Mackinac Bridge construction began with the erecting the pillars. Caissons (footing) were built off site then floated into position and sunk to provide a foundation for the two main towers. Cables would be connected to the two towers and would serve to support the center span of the bridge. Creeper derricks (crane type machines) were added, to raise materials for construction. Truss sections were built in sections and floated into position then raised into place.

Right on schedule, the Mackinac Bridge opened to traffic on November 1, 1957. The auto ferry service discontinued runs on the same day. On June 25, 1958, the Bridge was formally dedicated.

The following facts and figures are quoted from David Steinman's book "Miracle Bridge at Mackinac".


Total Length of Bridge (5 Miles) - 26,372 Ft.

Total Length of Steel Superstructure - 19,243 Ft.

Length of Suspension Bridge (including Anchorages) - 8,614 Ft.

Total Length of North Approach - 7,129 Ft.

Length of Main Span (between Main Towers) - 3,800 Ft.


Height of Main Towers above Water - 552 Ft

Maximum Depth to Rock at Midspan - Unknown

Maximum Depth of Water at Midspan - 295 Ft.

Maximum Depth of Tower Piers below Water - 210 Ft.

Height of Roadway above Water at Midspan - 199 Ft.

Under-clearance at Midspan for Ships - 155 Ft.

Maximum Depth of Water at Piers - 142 Ft.

Maximum Depth of Piers Sunk through Overburden - 105 Ft.


Total Length of Wire in Main Cables - 42,000 Miles

Maximum Tension in Each Cable - 16,000 Tons

Number of Wires in Each Cable - 12,580

Weight of Cables - 11,840 Tons

Diameter of Main Cables - 24 1/2 Inches

Diameter of Each Wire - 0.196 Inches


Total Weight of Bridge - 1,024,500 Tons

Total Weight of Concrete - 931,000 Tons

Total Weight of Substructure - 919,100 Tons

Total Weight of Two Anchorages - 360,380 Tons

Total Weight of Two Main Piers - 318,000 Tons

Total Weight of Superstructure - 104,400 Tons

Total Weight of Structural Steel - 71,300 Tons

Weight of Steel in Each Main Tower - 6,500 Tons

Total Weight of Cable Wire - 11,840 Tons

Total Weight of Concrete Roadway - 6,660 Tons

Total Weight of Reinforcing Steel - 3,700 Tons


Total Number of Steel Rivets - 4,851,700

Total Number of Steel Bolts - 1,016,600


Total Number of Engineering Drawings - 4,000

Total Number of Blueprints - 85,000


Total, at the Bridge Site - 3,500

At Quarries, Shops, Mills, etc. - 7,500

Total Number of Engineers - 350


Mackinac Bridge Authority Appointed - June 1950

Board of Three Engineers Retained - June 1950

Report of Board of Engineers - January 1951

Financing and Construction Authorized by Legislature - April 30, 1952

D.B. Steinman Selected as Engineer - January 1953

Preliminary Plans and Estimates Completed - March 1953

Construction Contracts Negotiated - March 1953

Bids Received for Sale of Bonds - December 17, 1953

Began Construction - May 7, 1954

Open to traffic - November 1, 1957

Formal dedication - June 25-28, 1958

50 millionth crossing - September 25, 1984

40th Anniversary Celebration - November 1, 1997

100 millionth crossing - June 25, 1998

Thank you for joining me here at Hero, Heroines, and History.


Award winning author, Michele Morris’s love for historical fiction began when she first read Laura Ingalls Wilder’s Little House book series.
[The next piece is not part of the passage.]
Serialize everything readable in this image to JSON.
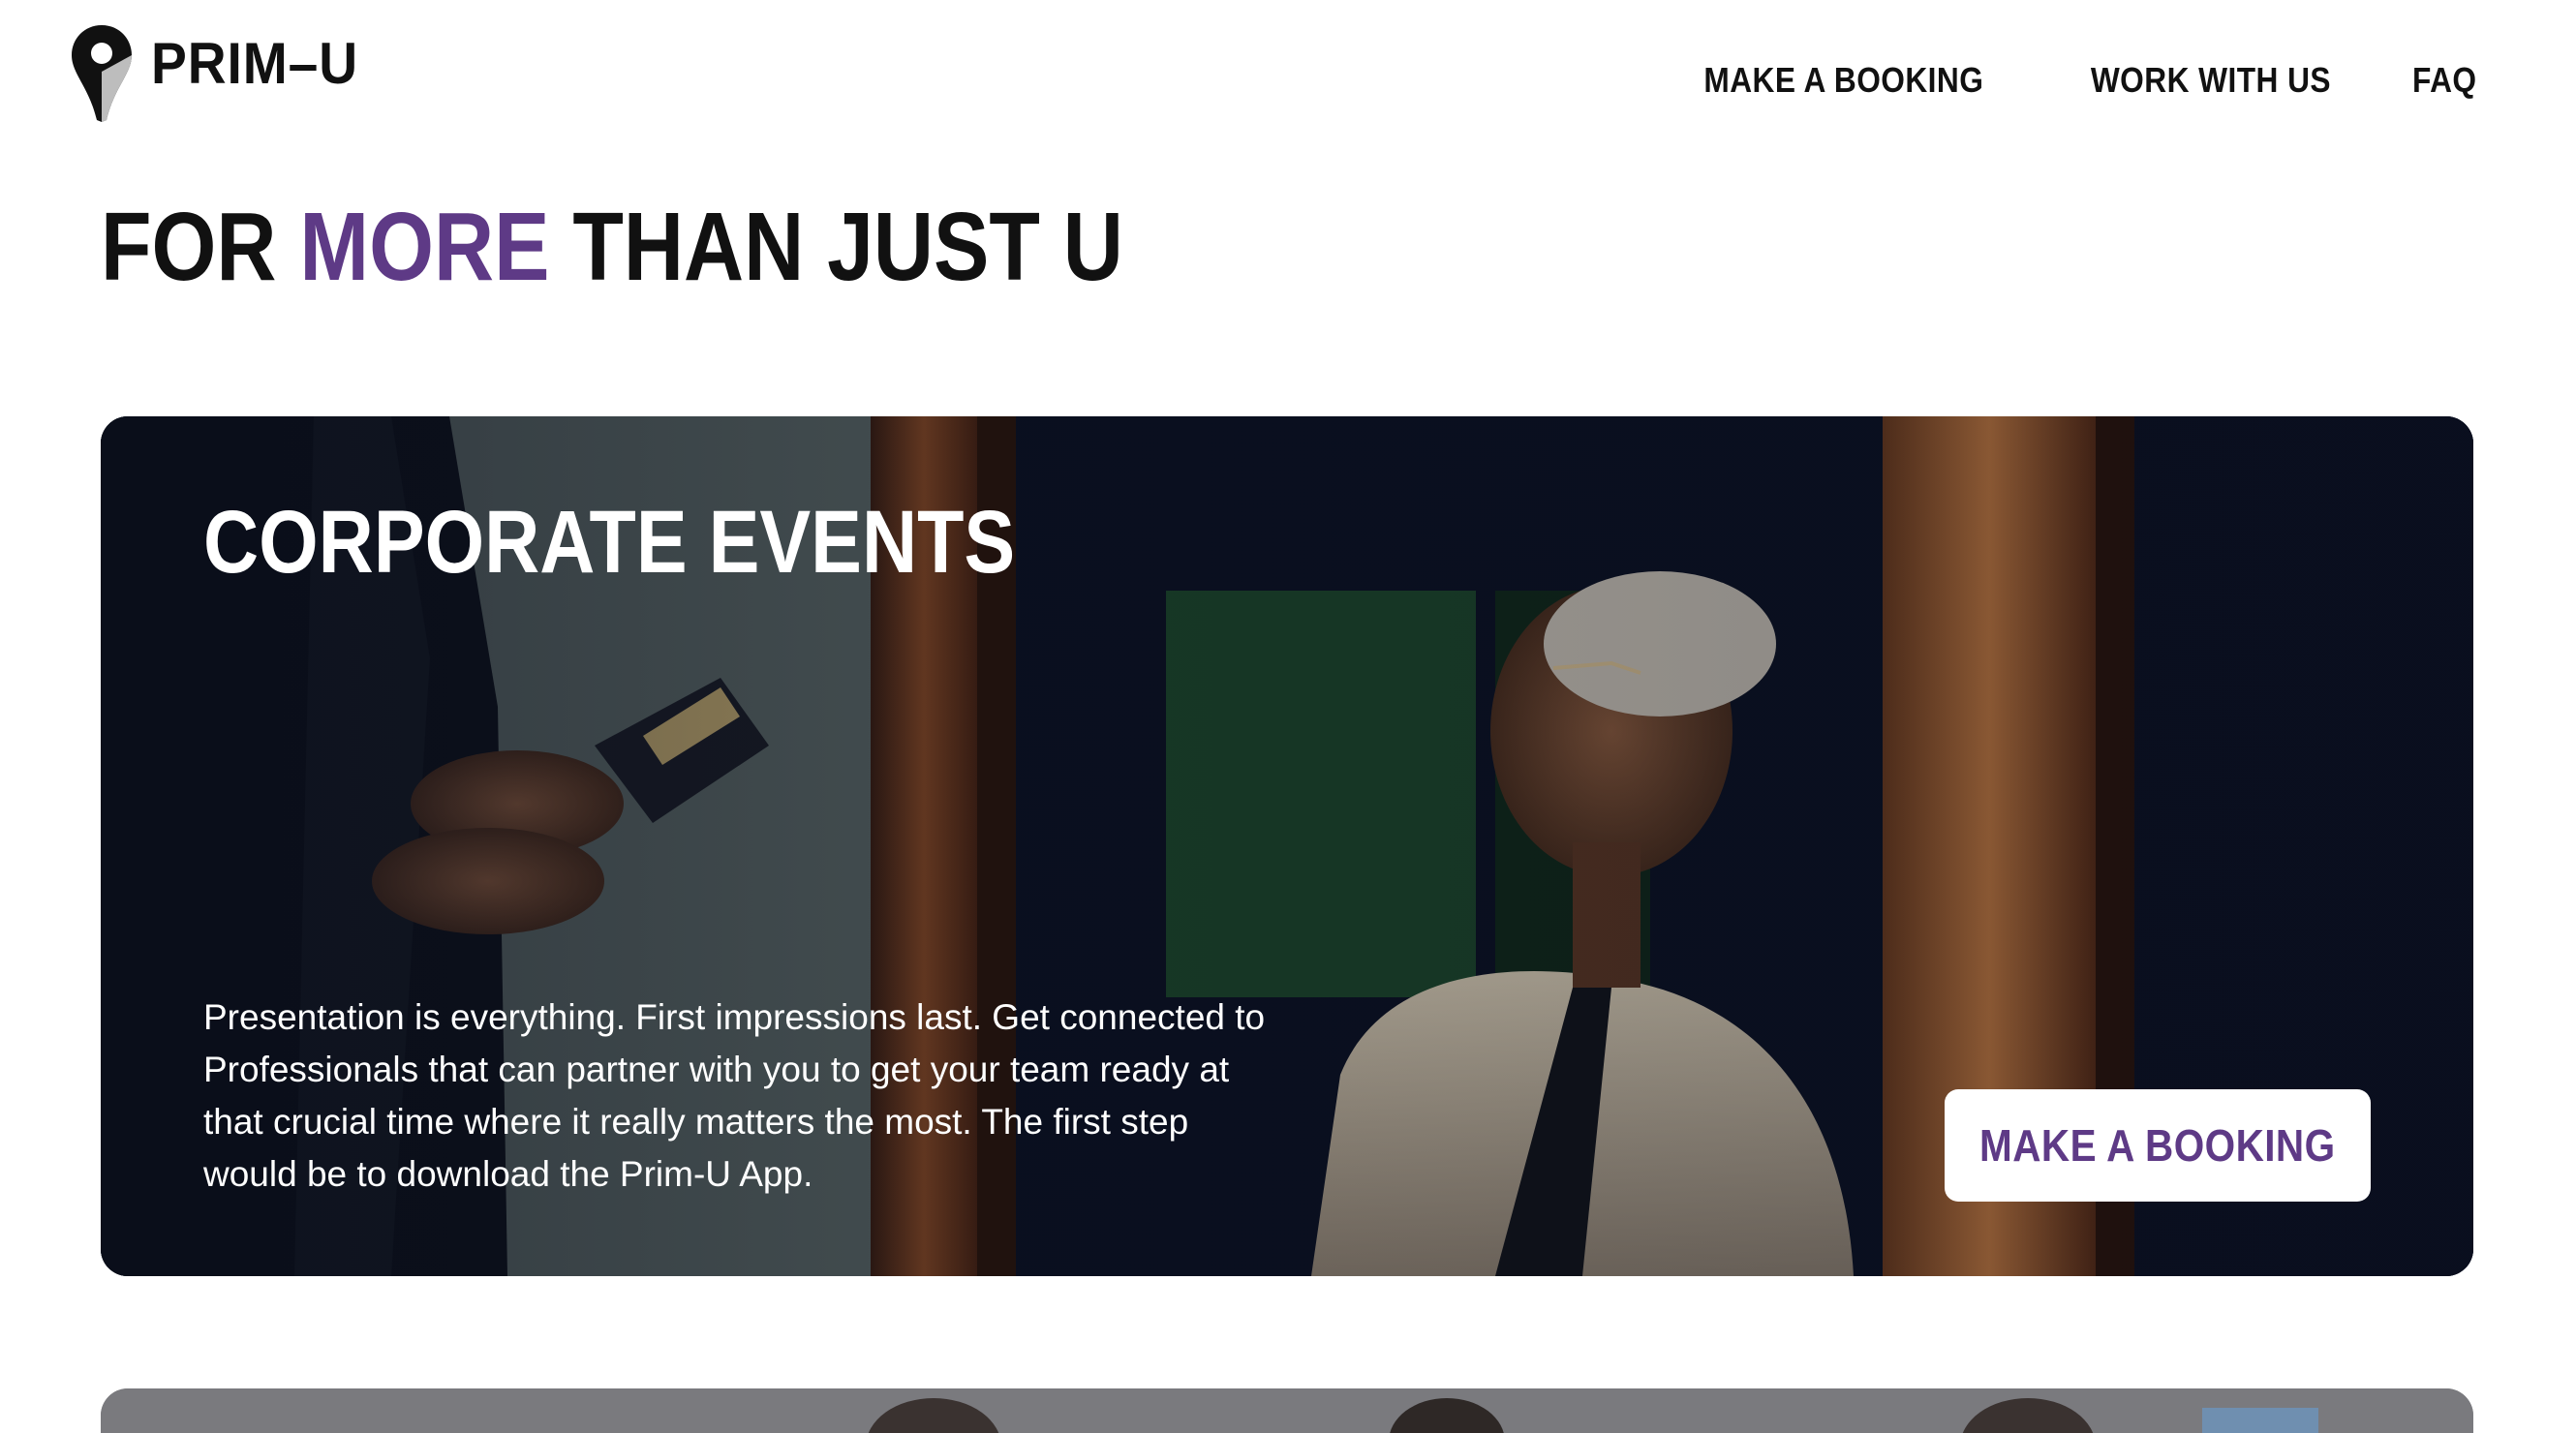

She grew up riding horses and spending her free time in the woods of mid-Michigan dreaming of days-gone-by and knights-in-shining-armor. Therefore, it only makes sense that she now writes historical romance with a touch of suspense. Married to her high school sweetheart, they are living happily-ever-after with their six children, three in-loves, and six grandchildren in Florida, the sunshine state. When not spending time with her large brood or writing, Michele enjoys photography, genealogy, and cooking. 


  1. Interesting history about the Mackinac Bridge. A friend who grew up there has shared her stories with me, which I've enjoyed.

  2. Thank you for the comment, Marilyn. It's a beautiful bridge, although a little scary to cross!